I just don't get that. When I consider what's important to me in elections, trust doesn't even enter into the picture. On a list of 1 to 10, it's an irrelevant zero. Several people interviewed gave the expected responses: you can't believe anything they say, they'll say anything to get elected, politicians don't honour campaign promises. Yes? And?
Who cares what anyone says? All that matters is what they do. I don't have to trust my elected officials. I don't have to like them. I don't have to approve of their personal lives. I only have to approve of the way they vote, the priorities they advance, the budgets they create. Focusing on intangibles like trust and integrity in a national election seems to me immature and naive. I'm sure I've just offended half of you, but that's not my intention. It's just the way I see it.
"The trust issue" seems not unlike Americans who chose Moron over Kerry because "he's a guy you'd like to have a beer with". That was very big during the 2004 US election.

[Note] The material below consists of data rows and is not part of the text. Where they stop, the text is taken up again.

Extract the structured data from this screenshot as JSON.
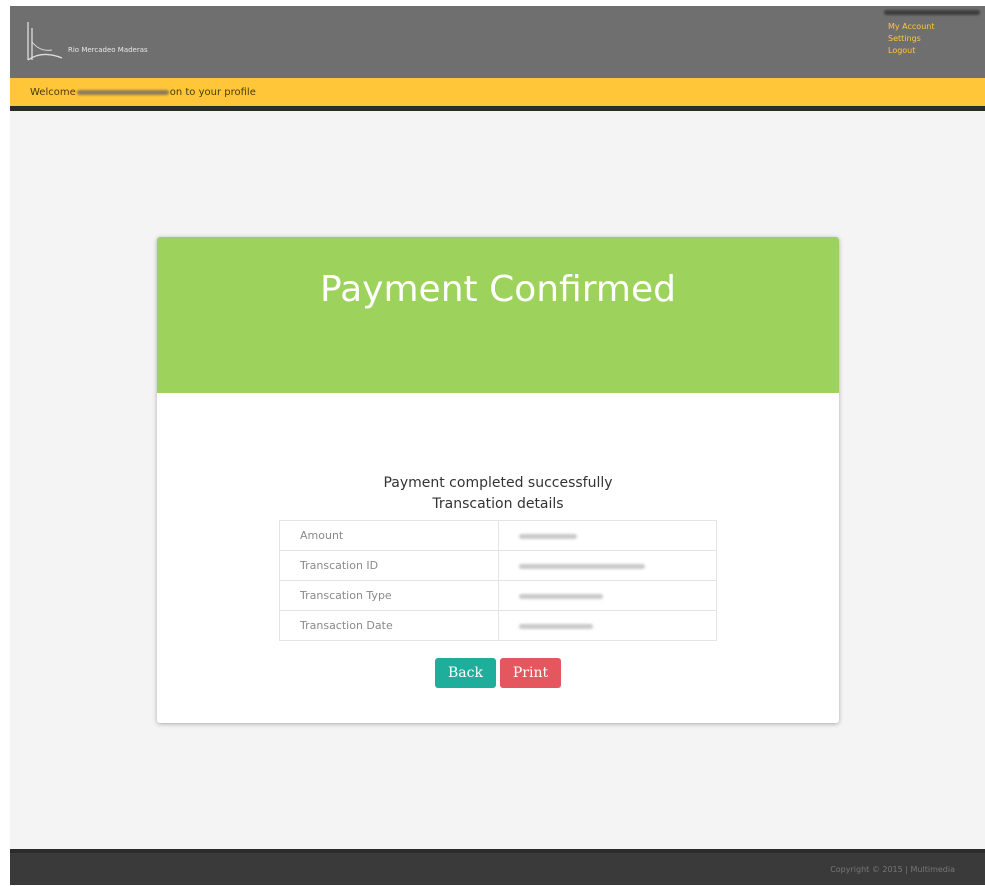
{
  "header": {
    "brand": "Rio Mercadeo Maderas",
    "menu": [
      "My Account",
      "Settings",
      "Logout"
    ]
  },
  "welcome": {
    "prefix": "Welcome",
    "suffix": "on to your profile"
  },
  "card": {
    "title": "Payment Confirmed",
    "message": "Payment completed successfully",
    "subtitle": "Transcation details",
    "rows": [
      {
        "label": "Amount"
      },
      {
        "label": "Transcation ID"
      },
      {
        "label": "Transcation Type"
      },
      {
        "label": "Transaction Date"
      }
    ],
    "back_label": "Back",
    "print_label": "Print"
  },
  "footer": {
    "copyright": "Copyright © 2015 | Multimedia"
  },
  "colors": {
    "header": "#6f6f6f",
    "accent_yellow": "#ffc63a",
    "success_green": "#9dd35d",
    "back_button": "#1fae9b",
    "print_button": "#e4575f"
  }
}
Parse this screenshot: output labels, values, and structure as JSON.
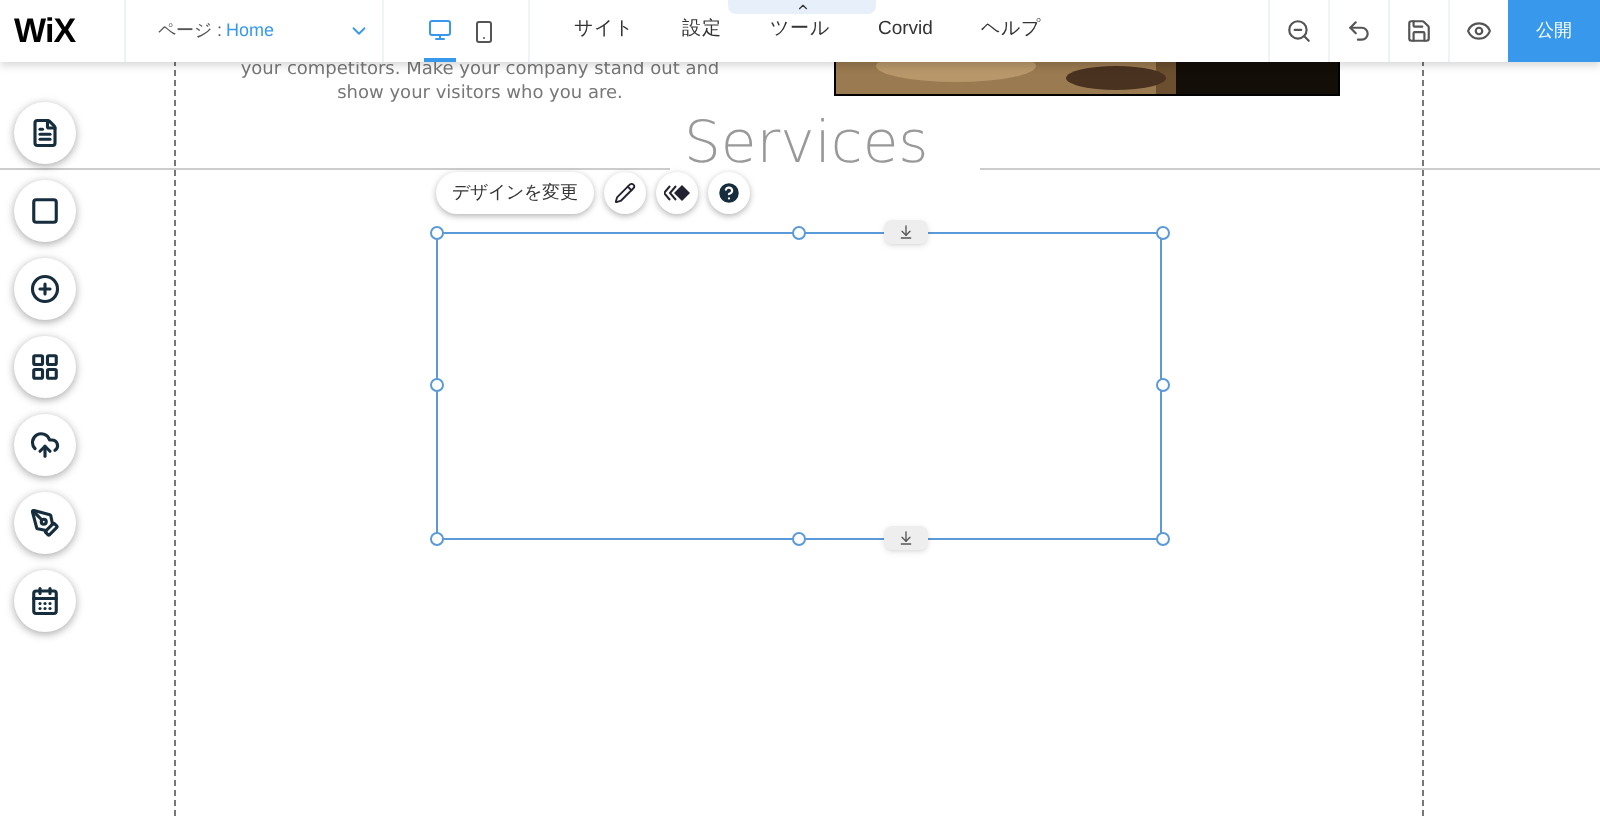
{
  "top_bar": {
    "logo": "WiX",
    "page_selector": {
      "label": "ページ :",
      "value": "Home"
    },
    "devices": [
      {
        "kind": "desktop",
        "selected": true
      },
      {
        "kind": "mobile",
        "selected": false
      }
    ],
    "menu": [
      "サイト",
      "設定",
      "ツール",
      "Corvid",
      "ヘルプ"
    ],
    "publish_button": "公開"
  },
  "canvas": {
    "paragraph_lines": [
      "your competitors. Make your company stand out and",
      "show your visitors who you are."
    ],
    "heading": "Services",
    "selection_toolbar": {
      "design_button": "デザインを変更"
    }
  }
}
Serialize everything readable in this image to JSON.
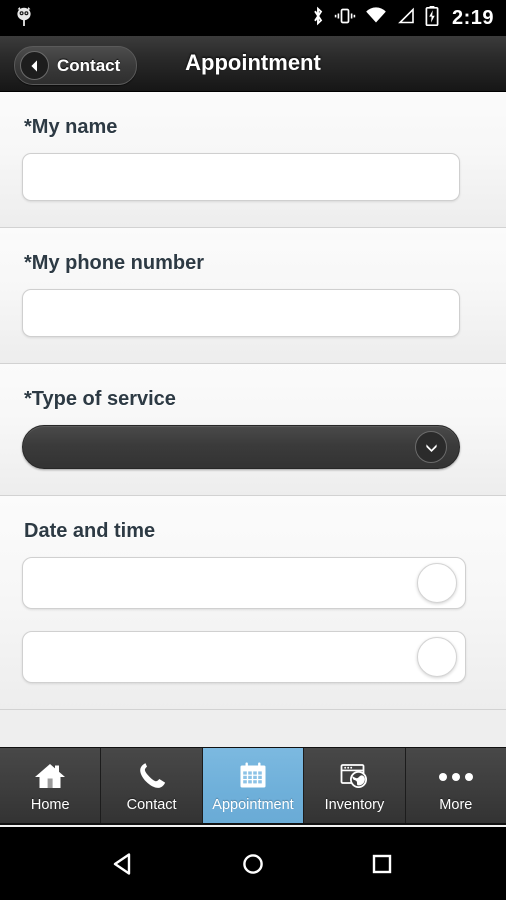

I'll have an Export, and give my friend here a double arsenic with a cyanide chaser...